- [Task description]
Please find every line in the entries below that contains the string "Ctrl", and copy it.

- [Provided records]
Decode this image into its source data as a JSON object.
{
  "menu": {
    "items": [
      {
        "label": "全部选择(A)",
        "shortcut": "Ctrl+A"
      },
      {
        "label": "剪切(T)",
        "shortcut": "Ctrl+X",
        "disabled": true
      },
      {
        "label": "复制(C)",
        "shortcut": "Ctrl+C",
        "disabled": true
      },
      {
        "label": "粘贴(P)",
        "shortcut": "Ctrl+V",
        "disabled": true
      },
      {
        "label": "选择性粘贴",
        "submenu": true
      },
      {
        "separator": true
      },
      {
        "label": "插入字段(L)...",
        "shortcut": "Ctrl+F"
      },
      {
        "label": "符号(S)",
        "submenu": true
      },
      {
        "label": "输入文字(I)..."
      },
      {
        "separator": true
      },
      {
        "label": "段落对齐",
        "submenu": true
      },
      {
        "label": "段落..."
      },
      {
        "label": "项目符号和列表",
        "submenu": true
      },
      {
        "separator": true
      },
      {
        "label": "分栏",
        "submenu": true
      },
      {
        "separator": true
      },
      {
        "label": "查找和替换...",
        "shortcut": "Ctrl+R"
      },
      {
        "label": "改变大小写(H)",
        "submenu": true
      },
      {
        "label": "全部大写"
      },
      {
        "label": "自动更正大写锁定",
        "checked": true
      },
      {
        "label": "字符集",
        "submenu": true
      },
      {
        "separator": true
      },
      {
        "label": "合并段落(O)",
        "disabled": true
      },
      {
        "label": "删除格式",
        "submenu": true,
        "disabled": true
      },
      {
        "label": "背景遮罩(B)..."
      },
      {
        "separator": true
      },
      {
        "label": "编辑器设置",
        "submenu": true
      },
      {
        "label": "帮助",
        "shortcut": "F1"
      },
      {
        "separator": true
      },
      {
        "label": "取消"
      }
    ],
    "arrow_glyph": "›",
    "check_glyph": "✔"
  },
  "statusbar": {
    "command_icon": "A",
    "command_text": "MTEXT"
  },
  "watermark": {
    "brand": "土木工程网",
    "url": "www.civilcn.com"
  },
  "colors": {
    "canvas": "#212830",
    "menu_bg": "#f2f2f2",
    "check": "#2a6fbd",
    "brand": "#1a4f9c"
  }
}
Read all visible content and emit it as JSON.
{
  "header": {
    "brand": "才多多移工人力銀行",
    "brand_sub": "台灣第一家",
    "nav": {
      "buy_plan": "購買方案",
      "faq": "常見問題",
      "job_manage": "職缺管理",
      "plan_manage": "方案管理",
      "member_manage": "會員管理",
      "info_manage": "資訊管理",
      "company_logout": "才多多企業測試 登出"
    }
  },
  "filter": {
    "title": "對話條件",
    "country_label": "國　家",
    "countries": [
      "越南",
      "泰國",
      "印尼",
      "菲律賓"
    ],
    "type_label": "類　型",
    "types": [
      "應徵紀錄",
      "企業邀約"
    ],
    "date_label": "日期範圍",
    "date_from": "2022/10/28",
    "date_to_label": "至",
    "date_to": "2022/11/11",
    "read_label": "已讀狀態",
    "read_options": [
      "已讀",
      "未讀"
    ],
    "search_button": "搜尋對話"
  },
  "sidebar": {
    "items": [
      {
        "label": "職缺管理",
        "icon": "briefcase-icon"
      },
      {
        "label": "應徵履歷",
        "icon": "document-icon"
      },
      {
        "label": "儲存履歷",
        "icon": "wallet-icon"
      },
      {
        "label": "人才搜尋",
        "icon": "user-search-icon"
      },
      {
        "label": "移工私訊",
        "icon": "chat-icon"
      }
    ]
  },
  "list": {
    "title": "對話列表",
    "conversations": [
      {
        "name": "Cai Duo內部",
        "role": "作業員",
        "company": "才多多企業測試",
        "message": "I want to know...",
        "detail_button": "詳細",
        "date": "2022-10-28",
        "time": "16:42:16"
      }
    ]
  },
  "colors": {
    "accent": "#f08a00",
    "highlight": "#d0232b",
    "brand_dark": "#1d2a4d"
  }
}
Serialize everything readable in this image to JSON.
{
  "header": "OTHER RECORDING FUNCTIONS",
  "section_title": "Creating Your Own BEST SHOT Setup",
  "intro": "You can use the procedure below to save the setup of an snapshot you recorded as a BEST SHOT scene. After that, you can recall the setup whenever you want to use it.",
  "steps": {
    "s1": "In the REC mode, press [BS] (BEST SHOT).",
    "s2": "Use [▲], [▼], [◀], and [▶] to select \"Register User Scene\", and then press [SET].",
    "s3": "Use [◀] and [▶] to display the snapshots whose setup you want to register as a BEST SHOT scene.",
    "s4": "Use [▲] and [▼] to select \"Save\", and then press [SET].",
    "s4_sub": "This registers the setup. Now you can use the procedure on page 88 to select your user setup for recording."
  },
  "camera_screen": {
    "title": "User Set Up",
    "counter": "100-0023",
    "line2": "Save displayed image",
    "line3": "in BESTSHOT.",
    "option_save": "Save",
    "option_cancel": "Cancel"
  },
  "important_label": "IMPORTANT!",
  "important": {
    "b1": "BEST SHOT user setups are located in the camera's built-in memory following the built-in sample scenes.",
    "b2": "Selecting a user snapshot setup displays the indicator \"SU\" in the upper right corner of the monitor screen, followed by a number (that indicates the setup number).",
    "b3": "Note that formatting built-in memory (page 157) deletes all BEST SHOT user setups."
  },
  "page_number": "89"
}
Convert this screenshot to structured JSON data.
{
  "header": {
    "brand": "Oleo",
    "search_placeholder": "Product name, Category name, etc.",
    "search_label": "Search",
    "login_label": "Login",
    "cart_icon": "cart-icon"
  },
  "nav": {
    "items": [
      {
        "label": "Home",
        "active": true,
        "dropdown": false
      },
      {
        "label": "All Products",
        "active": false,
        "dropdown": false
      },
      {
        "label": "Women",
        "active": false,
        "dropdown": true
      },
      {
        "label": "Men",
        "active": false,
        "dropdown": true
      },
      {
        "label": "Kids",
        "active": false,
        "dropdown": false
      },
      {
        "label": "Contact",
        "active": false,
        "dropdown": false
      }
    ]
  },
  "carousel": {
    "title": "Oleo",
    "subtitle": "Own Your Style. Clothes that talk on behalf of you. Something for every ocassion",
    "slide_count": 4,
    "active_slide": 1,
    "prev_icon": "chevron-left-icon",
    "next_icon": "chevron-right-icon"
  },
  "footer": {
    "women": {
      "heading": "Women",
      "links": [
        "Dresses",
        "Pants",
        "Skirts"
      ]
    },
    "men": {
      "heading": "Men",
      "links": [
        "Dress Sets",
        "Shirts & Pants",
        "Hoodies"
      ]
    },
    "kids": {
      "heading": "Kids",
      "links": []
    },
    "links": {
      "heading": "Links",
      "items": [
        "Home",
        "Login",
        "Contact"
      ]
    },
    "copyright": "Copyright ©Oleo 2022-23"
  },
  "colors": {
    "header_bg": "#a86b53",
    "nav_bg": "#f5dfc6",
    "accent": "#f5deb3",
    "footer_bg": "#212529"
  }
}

- [Your response]
        "shortcut": "Ctrl+A"
        "shortcut": "Ctrl+X",
        "shortcut": "Ctrl+C",
        "shortcut": "Ctrl+V",
        "shortcut": "Ctrl+F"
        "shortcut": "Ctrl+R"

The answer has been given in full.